Death in infancy
Infantile death
Lethal in infancy

[ more ]

Feeding difficulties in infancy
Joint stiffness
Stiff joint
Stiff joints

[ more ]

Abnormally small skull
Decreased circumference of cranium
Decreased size of skull
Reduced head circumference
Small head circumference

[ more ]

Little lower jaw
Small jaw
Small lower jaw

[ more ]

Prominent nose
Big nose
Disproportionately large nose
Increased nasal size
Increased size of nose
Large nose
Pronounced nose

[ more ]

Severe global developmental delay
Severe postnatal growth retardation
Marked growth retardation
Severe growth delay in children
Severe postnatal growth failure

[ more ]

Short stature
Decreased body height
Small stature

[ more ]

Sloping forehead
Inclined forehead
Receding forehead

[ more ]

30%-79% of people have these symptoms
Camptodactyly of finger
Permanent flexion of the finger
Clinodactyly of the 5th finger
Permanent curving of the pinkie finger
Undescended testes
Undescended testis

[ more ]

Rocker bottom foot
Rocker bottom feet
Rocker-bottom feet
Rockerbottom feet

[ more ]

Severe intrauterine growth retardation
Severe prenatal growth deficiency
5%-29% of people have these symptoms
Abnormal lung lobation
Abnormality of cardiovascular system morphology
Oral cleft
Cleft of the mouth
Percent of people who have these symptoms is not available through HPO
Abnormal joint morphology
Abnormal shape of joints
Abnormality of the joints
Anomaly of the joints

[ more ]

Autosomal recessive inheritance
Small for gestational age
Birth weight less than 10th percentile
Low birth weight

[ more ]



Making a diagnosis for a genetic or rare disease can often be challenging. Healthcare professionals typically look at a person’s medical history, symptoms, physical exam, and laboratory test results in order to make a diagnosis. The following resources provide information relating to diagnosis and testing for this condition. If you have questions about getting a diagnosis, you should contact a healthcare professional.

Testing Resources

  • The Genetic Testing Registry (GTR) provides information about the genetic tests for this condition. The intended audience for the GTR is health care providers and researchers. Patients and consumers with specific questions about a genetic test should contact a health care provider or a genetics professional.

Learn more

These resources provide more information about this condition or associated symptoms. The in-depth resources contain medical and scientific language that may be hard to understand. You may want to review these resources with a medical professional.

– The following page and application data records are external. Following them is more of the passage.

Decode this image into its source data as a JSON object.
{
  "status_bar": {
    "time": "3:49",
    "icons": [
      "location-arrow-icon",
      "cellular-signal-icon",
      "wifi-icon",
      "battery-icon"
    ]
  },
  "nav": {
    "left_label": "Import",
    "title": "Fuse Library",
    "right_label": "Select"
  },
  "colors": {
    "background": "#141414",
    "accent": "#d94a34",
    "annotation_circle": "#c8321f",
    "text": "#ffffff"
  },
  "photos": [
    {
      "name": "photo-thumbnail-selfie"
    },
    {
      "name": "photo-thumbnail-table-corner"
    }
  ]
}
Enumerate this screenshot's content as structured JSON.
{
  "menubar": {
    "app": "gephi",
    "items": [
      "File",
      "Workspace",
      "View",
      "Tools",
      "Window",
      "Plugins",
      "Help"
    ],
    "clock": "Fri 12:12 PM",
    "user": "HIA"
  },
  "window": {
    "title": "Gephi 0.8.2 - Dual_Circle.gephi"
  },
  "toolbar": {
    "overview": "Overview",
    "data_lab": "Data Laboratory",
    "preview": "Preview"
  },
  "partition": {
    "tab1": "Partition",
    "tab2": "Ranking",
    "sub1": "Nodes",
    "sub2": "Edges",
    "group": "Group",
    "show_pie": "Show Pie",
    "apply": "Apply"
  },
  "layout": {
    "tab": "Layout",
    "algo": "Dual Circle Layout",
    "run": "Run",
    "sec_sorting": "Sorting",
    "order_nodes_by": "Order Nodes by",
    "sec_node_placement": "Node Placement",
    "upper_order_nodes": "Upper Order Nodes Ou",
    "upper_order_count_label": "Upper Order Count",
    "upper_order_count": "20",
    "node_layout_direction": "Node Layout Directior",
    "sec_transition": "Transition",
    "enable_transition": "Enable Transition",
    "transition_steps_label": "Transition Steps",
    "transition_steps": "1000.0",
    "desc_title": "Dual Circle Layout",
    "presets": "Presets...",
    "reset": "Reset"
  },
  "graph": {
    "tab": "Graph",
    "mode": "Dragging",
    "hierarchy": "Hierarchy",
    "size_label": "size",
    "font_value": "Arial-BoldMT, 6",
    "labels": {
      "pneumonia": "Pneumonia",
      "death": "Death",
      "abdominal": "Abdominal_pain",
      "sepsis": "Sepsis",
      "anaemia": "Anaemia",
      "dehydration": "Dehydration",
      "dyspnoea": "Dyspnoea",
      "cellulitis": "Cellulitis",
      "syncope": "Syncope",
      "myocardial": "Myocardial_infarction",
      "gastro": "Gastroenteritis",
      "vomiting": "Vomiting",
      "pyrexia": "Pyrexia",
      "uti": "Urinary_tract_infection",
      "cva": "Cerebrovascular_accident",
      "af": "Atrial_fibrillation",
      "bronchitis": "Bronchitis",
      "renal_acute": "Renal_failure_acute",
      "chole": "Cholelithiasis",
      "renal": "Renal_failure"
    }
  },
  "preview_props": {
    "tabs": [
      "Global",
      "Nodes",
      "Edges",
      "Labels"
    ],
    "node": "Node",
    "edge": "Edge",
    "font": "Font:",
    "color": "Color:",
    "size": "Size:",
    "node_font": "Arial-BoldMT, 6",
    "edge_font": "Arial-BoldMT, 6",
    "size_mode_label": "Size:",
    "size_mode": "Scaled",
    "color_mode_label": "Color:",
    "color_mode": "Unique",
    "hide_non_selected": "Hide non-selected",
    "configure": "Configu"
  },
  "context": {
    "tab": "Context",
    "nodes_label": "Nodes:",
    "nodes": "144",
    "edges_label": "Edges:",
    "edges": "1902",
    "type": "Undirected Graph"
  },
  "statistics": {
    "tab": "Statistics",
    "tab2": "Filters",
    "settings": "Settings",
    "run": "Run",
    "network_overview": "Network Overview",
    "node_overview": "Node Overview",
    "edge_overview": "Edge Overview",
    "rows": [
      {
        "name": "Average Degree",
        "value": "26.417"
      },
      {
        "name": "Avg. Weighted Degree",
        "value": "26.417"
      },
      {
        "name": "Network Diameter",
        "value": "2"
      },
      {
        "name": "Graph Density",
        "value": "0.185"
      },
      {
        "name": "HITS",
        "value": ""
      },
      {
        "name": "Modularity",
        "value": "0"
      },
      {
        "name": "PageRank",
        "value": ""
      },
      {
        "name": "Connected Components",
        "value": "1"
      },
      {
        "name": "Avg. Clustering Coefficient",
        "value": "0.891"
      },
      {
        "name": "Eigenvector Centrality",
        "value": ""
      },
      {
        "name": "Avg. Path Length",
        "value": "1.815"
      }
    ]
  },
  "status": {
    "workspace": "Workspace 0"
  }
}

Where to Start

  • Genetics Home Reference (GHR) contains information on Bowen-Conradi syndrome. This website is maintained by the National Library of Medicine.
  • The National Organization for Rare Disorders (NORD) has a report for patients and families about this condition. NORD is a patient advocacy organization for individuals with rare diseases and the organizations that serve them.

In-Depth Information

  • The Monarch Initiative brings together data about this condition from humans and other species to help physicians and biomedical researchers. Monarch’s tools are designed to make it easier to compare the signs and symptoms (phenotypes) of different diseases and discover common features. This initiative is a collaboration between several academic institutions across the world and is funded by the National Institutes of Health. Visit the website to explore the biology of this condition.
  • Online Mendelian Inheritance in Man (OMIM) is a catalog of human genes and genetic disorders. Each entry has a summary of related medical articles. It is meant for health care professionals and researchers. OMIM is maintained by Johns Hopkins University School of Medicine. 
  • Orphanet is a European reference portal for information on rare diseases and orphan drugs. Access to this database is free of charge.
  • PubMed is a searchable database of medical literature and lists journal articles that discuss Bowen-Conradi syndrome. Click on the link to view a sample search on this topic.


  1. Orphanet. Bowen-Conradi syndrome. 2004; https://www.orpha.net/consor/cgi-bin/OC_Exp.php?Lng=EN&Expert=1270. Accessed 4/21/2011.
  2. Bowen Hutterite Syndrome. National Organization for Rare Disorders (NORD). https://www.rarediseases.org/search/rdbdetail_abstract.html?disname=Bowen%20Hutterite%20Syndrome. Accessed 4/21/2011.